Bitly Brings Link Shortening to the iPhone at Last

Bitly’s fun pufferfish has long been a friend to verbose tweeters who needed to keep it under 140 characters, and if all you use Bitly for is shortening URLs, that’s enough. But there’s another side to Bitly, an even more useful side, that allows online marketers and bloggers to track how many “clicks” their links are getting. It’s pretty easy and fairly important if you make your living on the internet, but there hasn’t been a good way to generate those little links on iOS until now.

Bitly recently relaunched their website, and with it they launched their first iOS app simply named, Bitly. They’ve made Bitly more social by integrating Twitter and Facebook and creating community curated groups of links, or bitmarks. But does the iOS app work as well as the webapp and browser extensions? And will it have the same analytical functionality for those who need that information? Let’s find out together. 

Making Short Work of Links

There are three ways to add URLs to Bitly. The first is to just tap the plus sign and start typing in your URL, but this is probably the least efficient way. The second way is to copy the URL you want to shorten. You can do this in Safari or really any app. Then you open up Bitly, which will auto-detect the copied URL and help you choose what you want to do with it.

Adding a bitmark to Bitly via copy and editing your new bitmark.

Adding a bitmark to Bitly via copy and editing your new bitmark.

You can also save a link to work with later directly from your mobile browser by emailing it to a unique email address generated for you by Bitly, likely to be something hilarious if my own Bitly email is any indication. You’ll get a similar email address for sharing to Facebook and Twitter. The URL’s title goes in the subject of the email, and the URL and any notes you want to make about the URL go in the body. This third way is best when you want to save and shorten several URLs at once but don’t have time to edit and tag them or just want to share something on the fly.

When either manually entering a URL or adding it via copy, you’ll be taken to the edit screen, called “Add a bitmark.” When I tried to add a video, Bitly autogenerated the title “Dailymotion” for my link. As soon as I would delete that title to add my own, more descriptive title, Bitly would autogenerate the same boring, generic title. To get around that, I had to start tapping out my title and then delete Bitly’s, all in all, an annoying process.

Choosing a bitmark from the list and editing an existing bitmark.

Choosing a bitmark from the list and editing an existing bitmark.

You then choose whether the link is public and add a little description. When you’re done, you can copy or share your freshly generated bitmark. Once your link has been out there for a while, you can go back and check its click stats.

Where Does it Fall Short?

“Click stats?” I hear you calling to me from across the internet. Why do I even care about that?
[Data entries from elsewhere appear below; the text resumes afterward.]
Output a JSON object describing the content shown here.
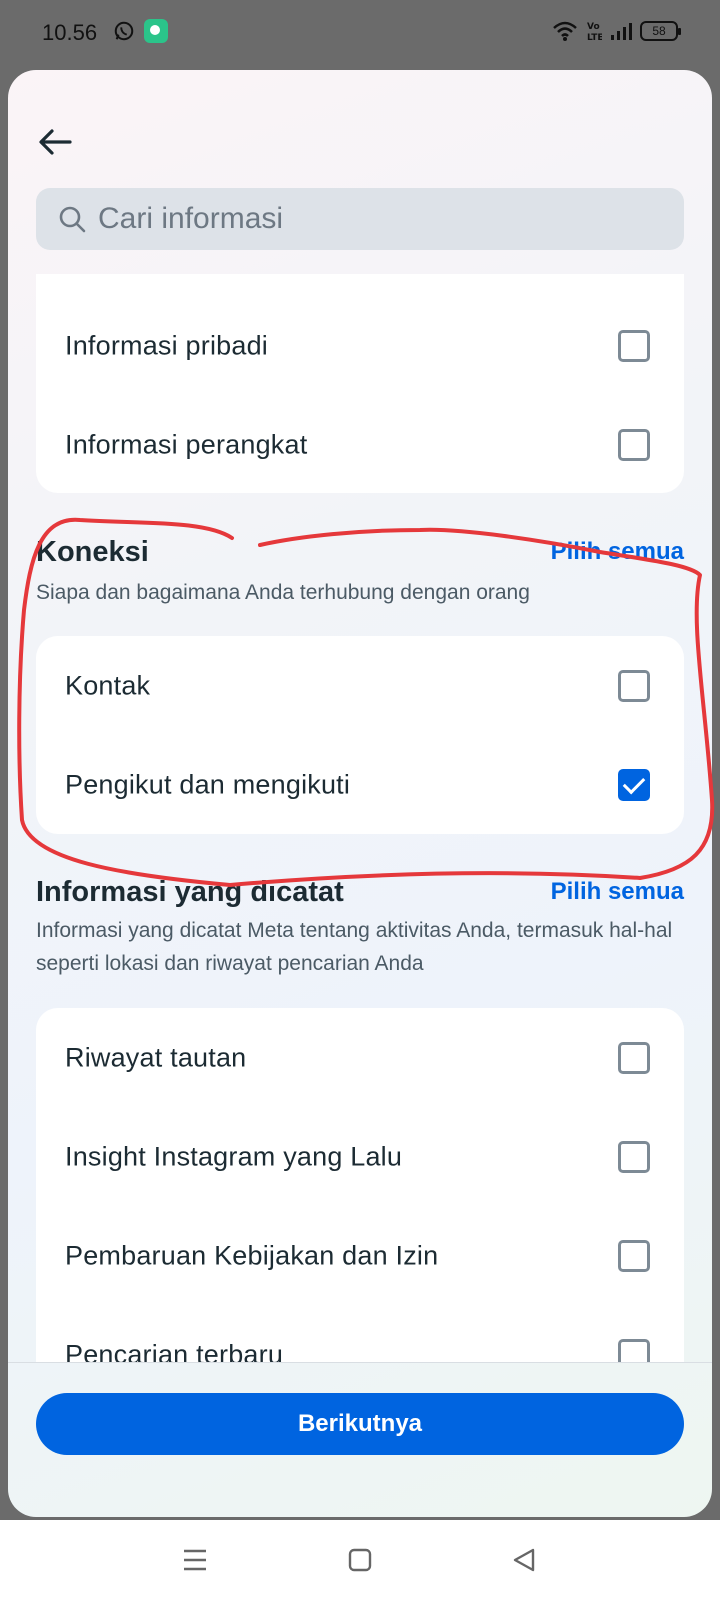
{
  "status_bar": {
    "time": "10.56",
    "battery": "58",
    "icons": [
      "whatsapp-icon",
      "app-notification-icon",
      "wifi-icon",
      "volte-icon",
      "signal-icon",
      "battery-icon"
    ]
  },
  "header": {
    "back_icon": "arrow-left-icon",
    "search_placeholder": "Cari informasi",
    "search_icon": "search-icon"
  },
  "top_card": {
    "items": [
      {
        "label": "Informasi pribadi",
        "checked": false
      },
      {
        "label": "Informasi perangkat",
        "checked": false
      }
    ]
  },
  "koneksi": {
    "title": "Koneksi",
    "select_all": "Pilih semua",
    "description": "Siapa dan bagaimana Anda terhubung dengan orang",
    "items": [
      {
        "label": "Kontak",
        "checked": false
      },
      {
        "label": "Pengikut dan mengikuti",
        "checked": true
      }
    ]
  },
  "logged": {
    "title": "Informasi yang dicatat",
    "select_all": "Pilih semua",
    "description": "Informasi yang dicatat Meta tentang aktivitas Anda, termasuk hal-hal seperti lokasi dan riwayat pencarian Anda",
    "items": [
      {
        "label": "Riwayat tautan",
        "checked": false
      },
      {
        "label": "Insight Instagram yang Lalu",
        "checked": false
      },
      {
        "label": "Pembaruan Kebijakan dan Izin",
        "checked": false
      },
      {
        "label": "Pencarian terbaru",
        "checked": false
      }
    ]
  },
  "footer": {
    "next_label": "Berikutnya"
  },
  "colors": {
    "accent": "#0064e0",
    "annotation": "#e5383b"
  }
}
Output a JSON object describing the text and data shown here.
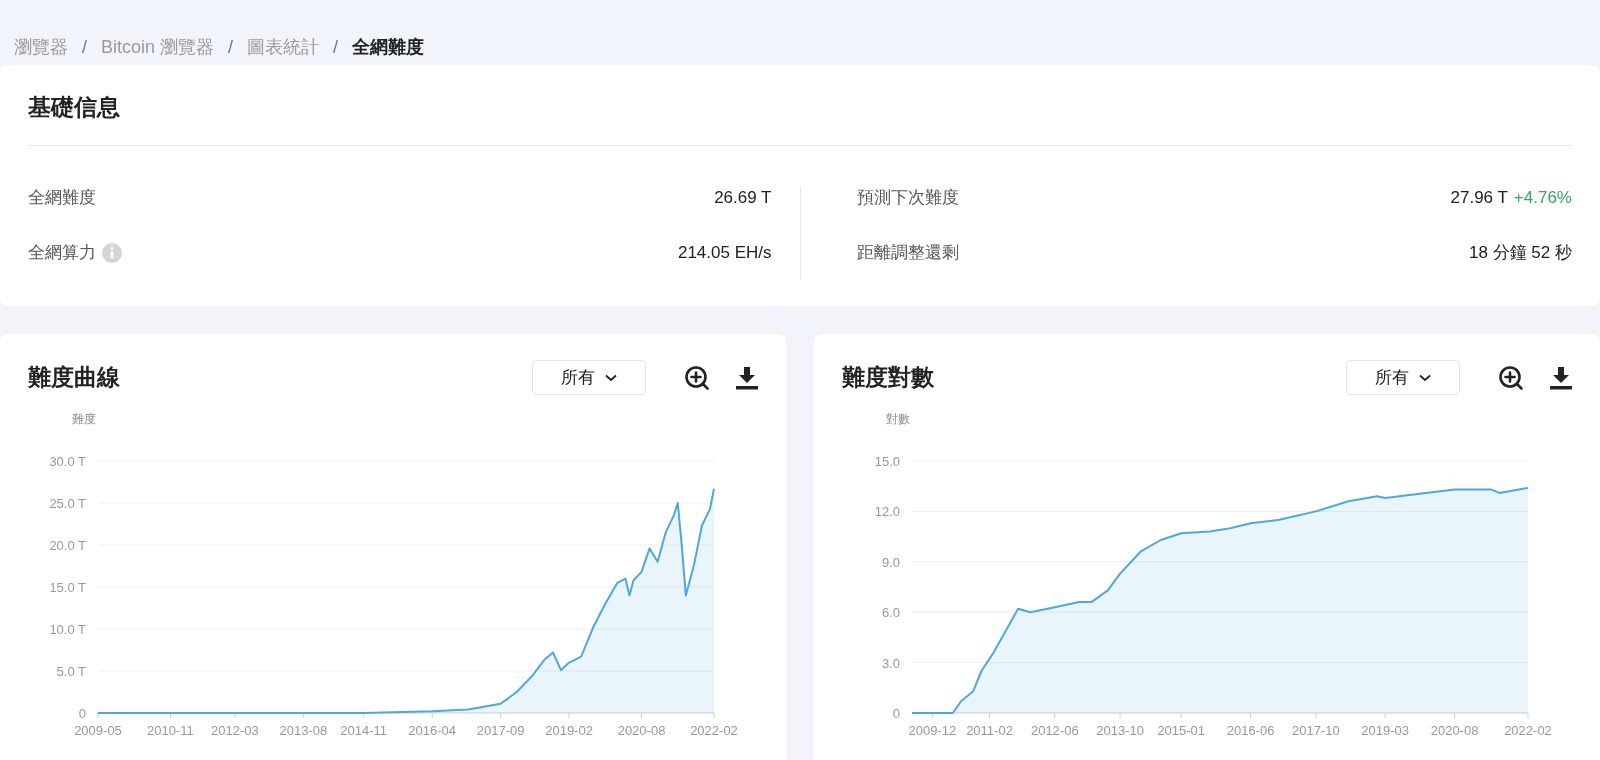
{
  "breadcrumb": [
    {
      "label": "瀏覽器",
      "current": false
    },
    {
      "label": "Bitcoin 瀏覽器",
      "current": false
    },
    {
      "label": "圖表統計",
      "current": false
    },
    {
      "label": "全網難度",
      "current": true
    }
  ],
  "breadcrumb_separator": "/",
  "info": {
    "title": "基礎信息",
    "left": [
      {
        "label": "全網難度",
        "value": "26.69 T",
        "info_icon": false
      },
      {
        "label": "全網算力",
        "value": "214.05 EH/s",
        "info_icon": true
      }
    ],
    "right": [
      {
        "label": "預測下次難度",
        "value": "27.96 T",
        "change": {
          "text": "+4.76%"
        }
      },
      {
        "label": "距離調整還剩",
        "value": "18 分鐘 52 秒"
      }
    ]
  },
  "charts": [
    {
      "title": "難度曲線",
      "range": "所有",
      "chart_data": {
        "type": "area",
        "ylabel": "難度",
        "grid": true,
        "xlim": [
          "2009-05",
          "2022-02"
        ],
        "ylim": [
          0,
          30
        ],
        "yticks": [
          {
            "value": 0,
            "label": "0"
          },
          {
            "value": 5,
            "label": "5.0 T"
          },
          {
            "value": 10,
            "label": "10.0 T"
          },
          {
            "value": 15,
            "label": "15.0 T"
          },
          {
            "value": 20,
            "label": "20.0 T"
          },
          {
            "value": 25,
            "label": "25.0 T"
          },
          {
            "value": 30,
            "label": "30.0 T"
          }
        ],
        "xticks": [
          "2009-05",
          "2010-11",
          "2012-03",
          "2013-08",
          "2014-11",
          "2016-04",
          "2017-09",
          "2019-02",
          "2020-08",
          "2022-02"
        ],
        "x": [
          "2009-05",
          "2010-11",
          "2012-03",
          "2013-08",
          "2014-11",
          "2016-04",
          "2017-01",
          "2017-09",
          "2018-01",
          "2018-05",
          "2018-08",
          "2018-10",
          "2018-12",
          "2019-02",
          "2019-05",
          "2019-08",
          "2019-11",
          "2020-02",
          "2020-04",
          "2020-05",
          "2020-06",
          "2020-08",
          "2020-10",
          "2020-12",
          "2021-02",
          "2021-04",
          "2021-05",
          "2021-06",
          "2021-07",
          "2021-09",
          "2021-11",
          "2022-01",
          "2022-02"
        ],
        "series": [
          {
            "color": "#4fa8dc",
            "values": [
              0,
              0,
              0,
              0,
              0,
              0.2,
              0.4,
              1.1,
              2.5,
              4.5,
              6.4,
              7.2,
              5.1,
              6.0,
              6.7,
              10.2,
              13.0,
              15.5,
              16.0,
              14.0,
              15.8,
              16.8,
              19.6,
              18.0,
              21.5,
              23.5,
              25.0,
              19.9,
              14.0,
              17.6,
              22.3,
              24.3,
              26.7
            ]
          }
        ]
      }
    },
    {
      "title": "難度對數",
      "range": "所有",
      "chart_data": {
        "type": "area",
        "ylabel": "對數",
        "grid": true,
        "xlim": [
          "2009-07",
          "2022-02"
        ],
        "ylim": [
          0,
          15
        ],
        "yticks": [
          {
            "value": 0,
            "label": "0"
          },
          {
            "value": 3,
            "label": "3.0"
          },
          {
            "value": 6,
            "label": "6.0"
          },
          {
            "value": 9,
            "label": "9.0"
          },
          {
            "value": 12,
            "label": "12.0"
          },
          {
            "value": 15,
            "label": "15.0"
          }
        ],
        "xticks": [
          "2009-12",
          "2011-02",
          "2012-06",
          "2013-10",
          "2015-01",
          "2016-06",
          "2017-10",
          "2019-03",
          "2020-08",
          "2022-02"
        ],
        "x": [
          "2009-07",
          "2010-05",
          "2010-07",
          "2010-10",
          "2010-12",
          "2011-03",
          "2011-06",
          "2011-09",
          "2011-12",
          "2012-06",
          "2012-12",
          "2013-03",
          "2013-07",
          "2013-10",
          "2014-03",
          "2014-08",
          "2015-01",
          "2015-08",
          "2016-01",
          "2016-06",
          "2017-01",
          "2017-10",
          "2018-06",
          "2019-01",
          "2019-03",
          "2020-01",
          "2020-08",
          "2021-05",
          "2021-07",
          "2022-02"
        ],
        "series": [
          {
            "color": "#4fa8dc",
            "values": [
              0,
              0,
              0.7,
              1.3,
              2.5,
              3.6,
              4.9,
              6.2,
              6.0,
              6.3,
              6.6,
              6.6,
              7.3,
              8.3,
              9.6,
              10.3,
              10.7,
              10.8,
              11.0,
              11.3,
              11.5,
              12.0,
              12.6,
              12.9,
              12.8,
              13.1,
              13.3,
              13.3,
              13.1,
              13.4
            ]
          }
        ]
      }
    }
  ]
}
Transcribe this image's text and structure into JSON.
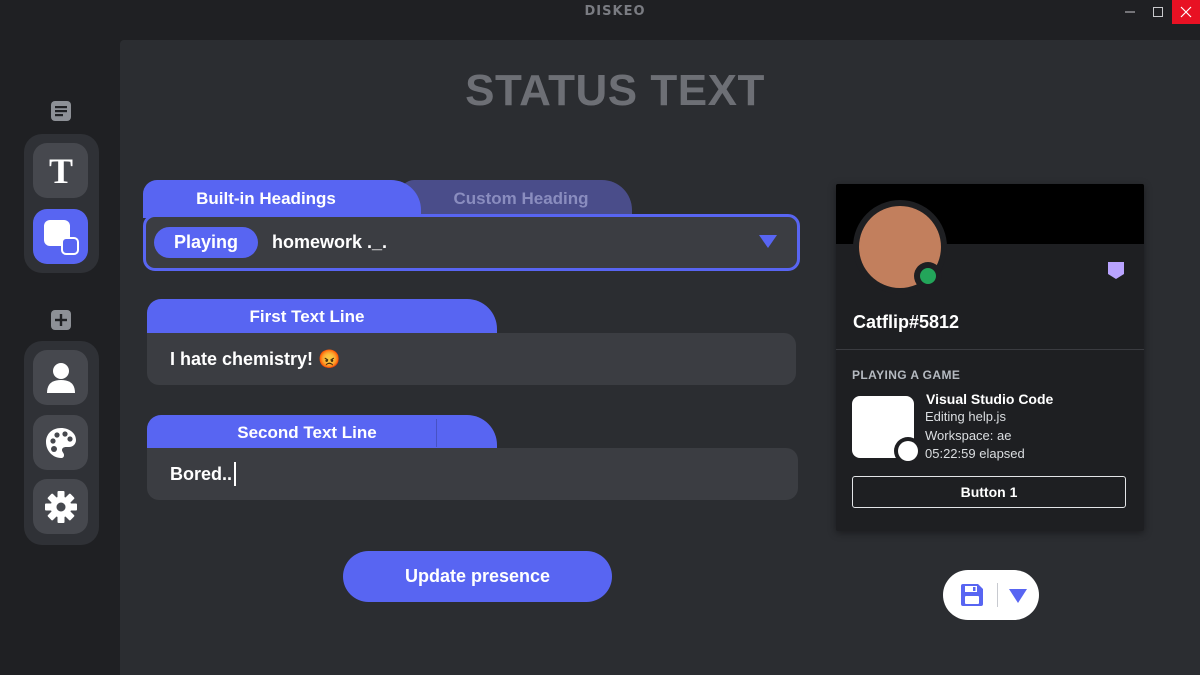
{
  "window": {
    "app_title": "DISKEO",
    "minimize_icon": "minimize-icon",
    "maximize_icon": "maximize-icon",
    "close_icon": "close-icon"
  },
  "sidebar": {
    "top_icon": "document-icon",
    "items_top": [
      {
        "icon": "text-icon",
        "label": "T",
        "active": false
      },
      {
        "icon": "activity-image-icon",
        "active": true
      }
    ],
    "add_icon": "plus-icon",
    "items_bottom": [
      {
        "icon": "user-icon"
      },
      {
        "icon": "palette-icon"
      },
      {
        "icon": "gear-icon"
      }
    ]
  },
  "page": {
    "title": "STATUS TEXT"
  },
  "heading": {
    "tabs": [
      {
        "label": "Built-in Headings",
        "active": true
      },
      {
        "label": "Custom Heading",
        "active": false
      }
    ],
    "selected_pill": "Playing",
    "value": "homework ._."
  },
  "first_line": {
    "label": "First Text Line",
    "value": "I hate chemistry! 😡"
  },
  "second_line": {
    "label": "Second Text Line",
    "value": "Bored.."
  },
  "update_button": "Update presence",
  "profile": {
    "username": "Catflip#5812",
    "status": "online",
    "status_color": "#23a55a",
    "avatar_color": "#c27f5d",
    "activity_header": "PLAYING A GAME",
    "activity_name": "Visual Studio Code",
    "details": "Editing help.js",
    "state": "Workspace: ae",
    "elapsed": "05:22:59 elapsed",
    "button_label": "Button 1"
  },
  "save": {
    "icon": "save-icon",
    "dropdown_icon": "chevron-down-icon"
  },
  "colors": {
    "accent": "#5865f2",
    "background": "#2b2d31",
    "sidebar": "#1f2023"
  }
}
Well, when I’m not giving you folks the scoop on the latest apps, I’m internet marketing like nobody’s business, and this is vital stuff if I want to prove to a client they got traffic because of something I did. I’m also a freelance writer and want to know how well my links are doing when I share them on social media.

You can view a bitmark's stats or share it on Twitter and Facebook.

You can view a bitmark's stats or share it on Twitter and Facebook.

This is where the iOS app goes to pot for me and I have to fall back on the webapp. The click stats just aren’t that good. It tells you how many times that bitmark was clicked in total from any Bitly generated link and how many of those were your link. That’s all. I’m used to knowing when my bitmark was clicked, what countries those clicks came from and whether those links were in Twitter, Facebook or an email. None of that info is in this release of the Bitly iOS app. If my shared bitmark did swimmingly on Facebook but didn’t get any traction on Twitter, that’s good information to have so I can tailor how I share my link next time.

Another missed feature is Bundles, curated groups of bitmarks (not unlike Pinboards on Pinterest) that you and your friends can add to and share. This is new to the relaunch of Bitly’s webapp, and while you can add bitmarks to Bundles in the iOS app, you can’t see or interact with the Bundles in a meaningful way.

The Long and the Short of It

Bitly is definitely still working out some kinks with this release. During sign up, the app instructed me to set the default privacy settings for saving and sharing links, but I can’t find that setting anywhere. I’ve actually only just been able to login for the first time, as for days the login would time out or just wouldn’t work. Before that, Bitly had been crashing on load. After three weeks of crashing and login failures, I admit I was managing my expectations.

I’m happy to finally see an official Bitly release for iOS, but I wish they’d held back and given a better effort. The huge technical errors combined with the lack of functionality for the pros really leave me with a bad taste in my mouth. Then again if all you need is a way to shorten the link to that novelty cat bed you saw on ThinkGeek so that you can email, message or tweet it to your mom, this is great app for that. It’s really simple to use and not overburdened with a lot of stuff that’s going to get your way. If you want the analytics though, the iOS app isn’t your best bet.


Has the basics for link shortening, but it's missing some of the favorites from the webapp.